In this episode of Psychology Now, Dr. Witt and Dr. Forman dive specifically into the therapeutic relationship and describe how it functions as the medium of healing and transformation in psychotherapy. They discuss how the therapeutic setting allows the unconscious to be transformed and how that impacts our interpersonal lives. They also emphasize that, while it is the relationships in our daily lives that tend to bring us the most happiness (e.g., our friends, family, co-workers, loved ones, etc.), many of us also benefit from the corrective experience of the therapeutic relationship to help all our relationships flower.
Dr. Witt and Dr. Forman discuss:
- The history of the therapeutic relationship
- The role of the unconscious in the therapeutic relationship
- Attachment theory
- The therapeutic relationship as a form of intimacy
- How happiness and relationship relate
- The role of shadow in relationships
- How engaging our moral growth relates to our relational growth
Come join us and our ongoing inquiry into the psychology of self, other, and world in our ongoing Psychology Now program series!
Masters, R. (2012) Transformation Through Intimacy. North Atlantic Books, Berkeley, CA.
Mitchell, S. (2003) Relationality: From Attachment to Intersubjectivity. Routledge, New York, NY.
Johnson, S. (2013) Love Sense: The Revolutionary New Science of Romantic Relationships. Little, Brown and Company, Boston MA.
Witt, K. (2014) Integral Mindfulness: Clueless to Dialed in — How Integral Mindful Living Makes Everything Better. Integral Publishers, Tucson, Arizona.
About Keith Witt
Dr. Keith Witt is a Licensed Psychologist, teacher, and author who has lived and worked in Santa Barbara, CA. for over forty years. Dr. Witt is also the founder of The School of Love.
About Mark Forman
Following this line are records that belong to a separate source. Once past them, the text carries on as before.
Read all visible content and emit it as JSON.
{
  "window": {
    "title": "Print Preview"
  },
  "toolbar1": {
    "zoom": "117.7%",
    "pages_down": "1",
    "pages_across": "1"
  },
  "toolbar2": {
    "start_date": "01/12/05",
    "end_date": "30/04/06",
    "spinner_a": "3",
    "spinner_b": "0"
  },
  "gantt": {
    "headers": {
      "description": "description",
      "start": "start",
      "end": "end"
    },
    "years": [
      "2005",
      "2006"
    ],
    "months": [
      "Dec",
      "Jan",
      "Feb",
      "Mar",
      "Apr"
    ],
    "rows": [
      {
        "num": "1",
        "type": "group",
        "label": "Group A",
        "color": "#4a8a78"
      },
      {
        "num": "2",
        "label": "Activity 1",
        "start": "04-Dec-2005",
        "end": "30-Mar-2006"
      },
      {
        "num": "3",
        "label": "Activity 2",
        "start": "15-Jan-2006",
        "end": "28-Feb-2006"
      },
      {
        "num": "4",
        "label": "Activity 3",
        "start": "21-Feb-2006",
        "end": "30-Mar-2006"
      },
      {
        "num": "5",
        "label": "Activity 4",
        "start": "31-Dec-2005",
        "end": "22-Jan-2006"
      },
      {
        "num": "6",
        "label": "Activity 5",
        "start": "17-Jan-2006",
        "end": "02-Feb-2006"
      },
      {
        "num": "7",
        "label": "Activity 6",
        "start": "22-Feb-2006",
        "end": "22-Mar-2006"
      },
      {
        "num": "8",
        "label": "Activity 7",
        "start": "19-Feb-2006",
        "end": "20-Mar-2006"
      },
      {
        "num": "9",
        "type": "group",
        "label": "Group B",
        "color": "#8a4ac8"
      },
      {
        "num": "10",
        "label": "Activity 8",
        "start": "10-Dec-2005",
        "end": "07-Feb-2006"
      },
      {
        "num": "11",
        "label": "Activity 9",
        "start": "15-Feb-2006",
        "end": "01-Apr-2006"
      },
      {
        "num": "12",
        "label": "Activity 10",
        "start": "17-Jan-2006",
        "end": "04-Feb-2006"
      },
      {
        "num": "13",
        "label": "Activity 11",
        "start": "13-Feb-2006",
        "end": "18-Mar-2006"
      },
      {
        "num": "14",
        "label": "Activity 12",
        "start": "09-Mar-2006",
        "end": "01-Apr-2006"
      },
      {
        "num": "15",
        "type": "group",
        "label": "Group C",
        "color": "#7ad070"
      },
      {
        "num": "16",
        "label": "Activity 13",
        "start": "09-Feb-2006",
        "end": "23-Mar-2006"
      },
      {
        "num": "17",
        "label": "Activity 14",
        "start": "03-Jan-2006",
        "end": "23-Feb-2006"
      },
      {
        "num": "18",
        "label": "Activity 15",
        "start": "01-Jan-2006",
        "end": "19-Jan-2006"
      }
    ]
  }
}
Mark Forman, PhD is a licensed clinical psychologist whose text — A Guide to Integral Psychotherapy Complexity, Integration, and Spirituality in Practice – is considered one of the seminal works in the field of Integral Psychotherapy.